But the most worrisome comparison for the Bush administration may be in the duration. Vietnam, after all, saw U.S. troops tied down on a distant battlefield for ten years. Although he did his best before the war to downplay suggestions by uniformed officers that an Iraq occupation mission would be long and costly, Deputy Defense Secretary Paul Wolfowitz now appears ready to acknowledge that U.S. troops could be there for the next ten years, and will probably require the construction of permanent bases — and also that together with the Afghanistan mission, the Iraq security mission will likely cost around $54 billion a year.

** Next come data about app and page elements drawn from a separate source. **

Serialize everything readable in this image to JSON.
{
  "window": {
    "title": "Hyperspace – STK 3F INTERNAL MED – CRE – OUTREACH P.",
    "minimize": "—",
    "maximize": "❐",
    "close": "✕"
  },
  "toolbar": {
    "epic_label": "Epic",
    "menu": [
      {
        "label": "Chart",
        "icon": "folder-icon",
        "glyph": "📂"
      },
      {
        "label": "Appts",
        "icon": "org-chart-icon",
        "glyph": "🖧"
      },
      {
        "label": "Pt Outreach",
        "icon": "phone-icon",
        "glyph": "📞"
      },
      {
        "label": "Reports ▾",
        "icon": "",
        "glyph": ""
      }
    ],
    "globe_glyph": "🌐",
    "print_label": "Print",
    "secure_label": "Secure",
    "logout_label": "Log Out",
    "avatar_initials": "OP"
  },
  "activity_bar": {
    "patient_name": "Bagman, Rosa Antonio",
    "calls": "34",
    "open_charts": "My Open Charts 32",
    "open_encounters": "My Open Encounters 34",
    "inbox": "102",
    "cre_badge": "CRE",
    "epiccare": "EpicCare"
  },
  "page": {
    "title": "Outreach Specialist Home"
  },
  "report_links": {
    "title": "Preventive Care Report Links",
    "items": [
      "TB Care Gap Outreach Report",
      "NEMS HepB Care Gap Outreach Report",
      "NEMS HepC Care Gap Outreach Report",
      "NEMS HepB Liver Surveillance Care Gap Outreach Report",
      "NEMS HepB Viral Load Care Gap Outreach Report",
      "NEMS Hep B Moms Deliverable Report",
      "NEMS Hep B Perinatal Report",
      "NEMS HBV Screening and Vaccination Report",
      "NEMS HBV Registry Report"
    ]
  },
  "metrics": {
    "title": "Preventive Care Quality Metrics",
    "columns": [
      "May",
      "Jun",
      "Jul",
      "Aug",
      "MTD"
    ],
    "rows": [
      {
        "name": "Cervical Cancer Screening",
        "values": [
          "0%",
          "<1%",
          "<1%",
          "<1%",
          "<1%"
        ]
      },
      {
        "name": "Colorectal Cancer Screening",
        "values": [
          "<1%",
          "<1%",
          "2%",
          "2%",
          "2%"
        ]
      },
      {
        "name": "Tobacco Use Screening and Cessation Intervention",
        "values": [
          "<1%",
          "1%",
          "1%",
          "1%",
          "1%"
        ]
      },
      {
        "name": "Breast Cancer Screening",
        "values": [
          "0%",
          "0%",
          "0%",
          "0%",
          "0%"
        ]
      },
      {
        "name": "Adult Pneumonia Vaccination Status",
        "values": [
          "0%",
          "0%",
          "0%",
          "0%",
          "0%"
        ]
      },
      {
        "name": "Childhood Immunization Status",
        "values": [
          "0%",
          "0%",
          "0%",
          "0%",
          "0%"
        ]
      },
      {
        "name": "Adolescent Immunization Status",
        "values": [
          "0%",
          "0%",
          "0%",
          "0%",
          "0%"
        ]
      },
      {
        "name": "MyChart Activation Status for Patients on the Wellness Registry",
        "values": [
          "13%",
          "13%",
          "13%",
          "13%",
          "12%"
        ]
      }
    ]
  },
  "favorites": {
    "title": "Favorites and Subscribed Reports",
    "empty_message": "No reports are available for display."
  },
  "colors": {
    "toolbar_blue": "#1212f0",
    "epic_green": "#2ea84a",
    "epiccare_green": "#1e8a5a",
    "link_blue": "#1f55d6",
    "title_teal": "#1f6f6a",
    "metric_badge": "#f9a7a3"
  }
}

Early indications are that much of that burden will be born by the U.S. taxpayer. For example, although a dozen countries are expected to contribute small numbers of troops to a 20,000-strong peacekeeping force led by Poland, most are expecting the U.S. to pay their way. Occupation is certainly a costly business: Just this week, a further $300 million was added to the annual budget with the announcement that U.S. authorities would resume paying salaries to Saddam's now disbanded professional army. But that may be a sound investment, since if a quarter of a million trained soldiers have no stake in the post-Saddam order, there are plenty of renegade Baathists with wads of cash to buy their services in support of an armed rebellion.

The Vietnam comparisons may exist mostly in our heads — both the soldiers obsessed with imagery from "Full Metal Jacket" and "Apocalypse Now," and a media corps looking for simple analogies to describe complex problems. But what they do reveal is a growing anxiety over the long-term nature of the Iraq occupation. Nor is there much comfort in the observation by those coalition-of-the-willing Spanish, who are finally sending 1,100 troops to join the fray in Iraq, that the situation there is not at all like Vietnam. No, says the daily El-Mundo, it's more like the Palestinian intifada.